In the heady days of its downtown resurgence in the mid-1980s, just after luring the NFL Colts from Baltimore, Indianapolis swung again for the fence. It went after Major League Baseball, too.
A group of investors was assembled to land either an expansion team or lure an existing team to Indiana. Some 12,000 people deposited $50 each to become a season ticket holder. A team name, the Indianapolis Arrows, was selected. A logo and even uniforms of blue and red were mocked up.
The Pittsburgh Pirates, a team up for sale at the time, and a few other struggling franchises, were named as potential targets for the Arrows.
Sadly for Indy Major League fans, the city had three strikes against it before even settling in at the plate:
• There was no stadium; the Hoosier Dome was perfect for relocating the Colts but couldn’t be reconfigured economically to accommodate baseball.
• Existing teams in the neighborhood likely would not have approved. Cincinnati is only 110 miles from Indianapolis. St. Louis, Chicago and Detroit also draw their fan bases from Indiana.
• Many doubted Indianapolis, already with NFL and NBA franchises, and its smaller TV market could support a Major League team as well.
As the reality of these points set in, the dreams passed. Deposits were returned.
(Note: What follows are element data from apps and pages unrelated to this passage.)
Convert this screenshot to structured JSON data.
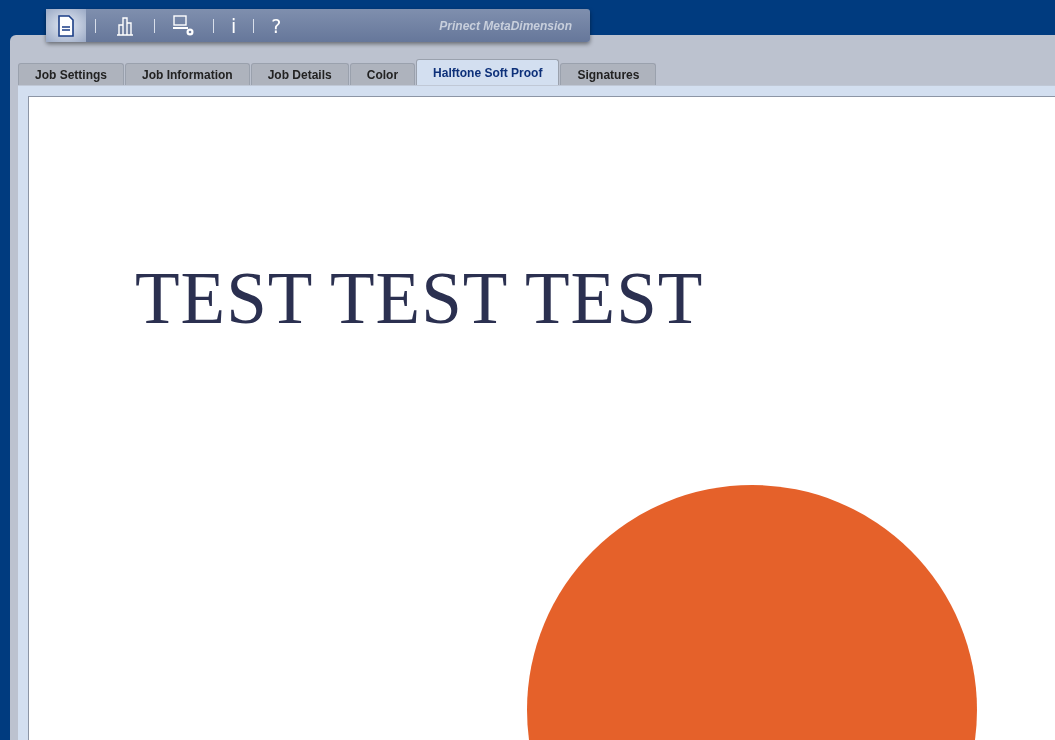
{
  "toolbar": {
    "items": [
      {
        "kind": "document",
        "selected": true
      },
      {
        "kind": "chart",
        "selected": false
      },
      {
        "kind": "computer",
        "selected": false
      },
      {
        "kind": "text",
        "label": "i",
        "selected": false
      },
      {
        "kind": "text",
        "label": "?",
        "selected": false
      }
    ],
    "brand": "Prinect MetaDimension"
  },
  "tabs": [
    {
      "label": "Job Settings",
      "selected": false
    },
    {
      "label": "Job Information",
      "selected": false
    },
    {
      "label": "Job Details",
      "selected": false
    },
    {
      "label": "Color",
      "selected": false
    },
    {
      "label": "Halftone Soft Proof",
      "selected": true
    },
    {
      "label": "Signatures",
      "selected": false
    }
  ],
  "proof": {
    "heading": "TEST TEST TEST"
  }
}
The investor group dissolved.
In the following years, a new beautiful ballpark for the beloved Triple-A Indianapolis Indians opened in downtown to rave reviews as part of the downtown revival. Even after almost 25 years, Victory Field remains one of the top minor league facilities in the nation. The team and the ballpark consistently draw record numbers of fans each year. Coincidentally, the Indians now are the affiliate to the Pirates — the team Indy once eyed for plunder.